» MATERIAL PROVIDED
•••••

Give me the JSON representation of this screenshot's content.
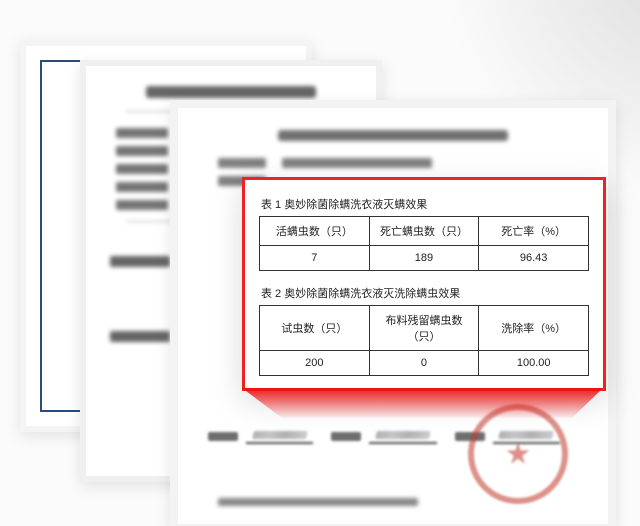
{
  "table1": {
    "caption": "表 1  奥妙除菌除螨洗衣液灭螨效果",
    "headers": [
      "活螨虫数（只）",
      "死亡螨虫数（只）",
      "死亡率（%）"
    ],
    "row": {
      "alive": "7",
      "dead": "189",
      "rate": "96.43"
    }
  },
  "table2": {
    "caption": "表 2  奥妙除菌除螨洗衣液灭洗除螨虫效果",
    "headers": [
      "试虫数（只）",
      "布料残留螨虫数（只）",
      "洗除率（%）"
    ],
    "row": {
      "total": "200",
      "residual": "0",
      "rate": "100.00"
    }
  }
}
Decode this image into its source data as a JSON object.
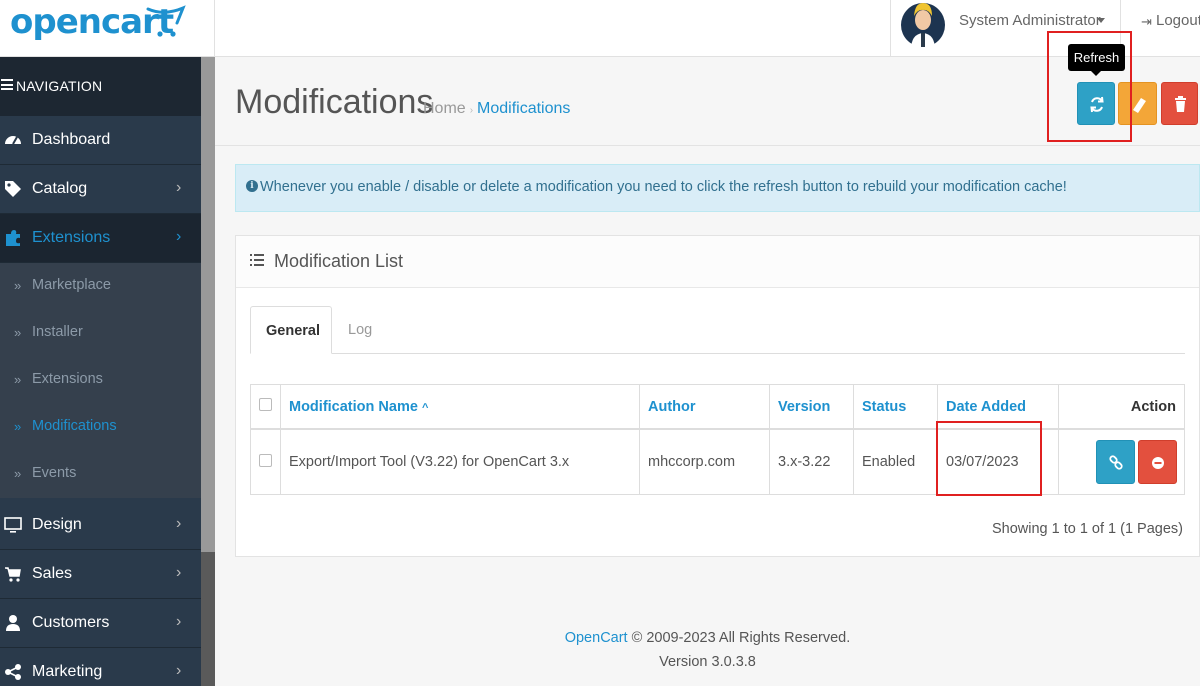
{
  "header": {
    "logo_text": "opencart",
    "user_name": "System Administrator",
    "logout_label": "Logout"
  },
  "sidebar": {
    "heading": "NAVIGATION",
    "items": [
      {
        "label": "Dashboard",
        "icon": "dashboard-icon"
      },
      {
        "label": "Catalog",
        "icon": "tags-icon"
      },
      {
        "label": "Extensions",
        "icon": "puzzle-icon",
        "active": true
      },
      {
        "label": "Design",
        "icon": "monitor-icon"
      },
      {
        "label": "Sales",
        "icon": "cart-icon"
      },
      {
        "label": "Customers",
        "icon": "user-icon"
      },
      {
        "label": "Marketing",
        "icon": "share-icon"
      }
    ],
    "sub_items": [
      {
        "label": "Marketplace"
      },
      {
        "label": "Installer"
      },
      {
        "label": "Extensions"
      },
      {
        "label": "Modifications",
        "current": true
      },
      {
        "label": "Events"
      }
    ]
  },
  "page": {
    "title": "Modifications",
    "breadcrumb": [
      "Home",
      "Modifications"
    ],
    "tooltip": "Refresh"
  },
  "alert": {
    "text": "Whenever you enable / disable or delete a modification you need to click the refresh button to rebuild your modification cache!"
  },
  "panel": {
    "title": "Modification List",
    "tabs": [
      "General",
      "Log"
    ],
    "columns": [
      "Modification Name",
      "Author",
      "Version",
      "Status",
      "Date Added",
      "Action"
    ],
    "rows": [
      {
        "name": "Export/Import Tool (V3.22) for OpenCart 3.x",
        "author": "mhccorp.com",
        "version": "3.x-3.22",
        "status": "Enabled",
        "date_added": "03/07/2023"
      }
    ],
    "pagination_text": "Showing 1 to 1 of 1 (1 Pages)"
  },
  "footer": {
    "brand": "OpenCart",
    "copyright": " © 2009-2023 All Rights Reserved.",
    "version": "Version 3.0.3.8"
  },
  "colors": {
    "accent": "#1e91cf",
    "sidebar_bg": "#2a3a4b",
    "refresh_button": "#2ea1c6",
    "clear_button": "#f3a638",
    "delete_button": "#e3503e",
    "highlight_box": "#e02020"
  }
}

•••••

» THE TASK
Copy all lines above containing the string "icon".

» SOLUTION TO THIS PROBLEM
        "icon": "dashboard-icon"
        "icon": "tags-icon"
        "icon": "puzzle-icon",
        "icon": "monitor-icon"
        "icon": "cart-icon"
        "icon": "user-icon"
        "icon": "share-icon"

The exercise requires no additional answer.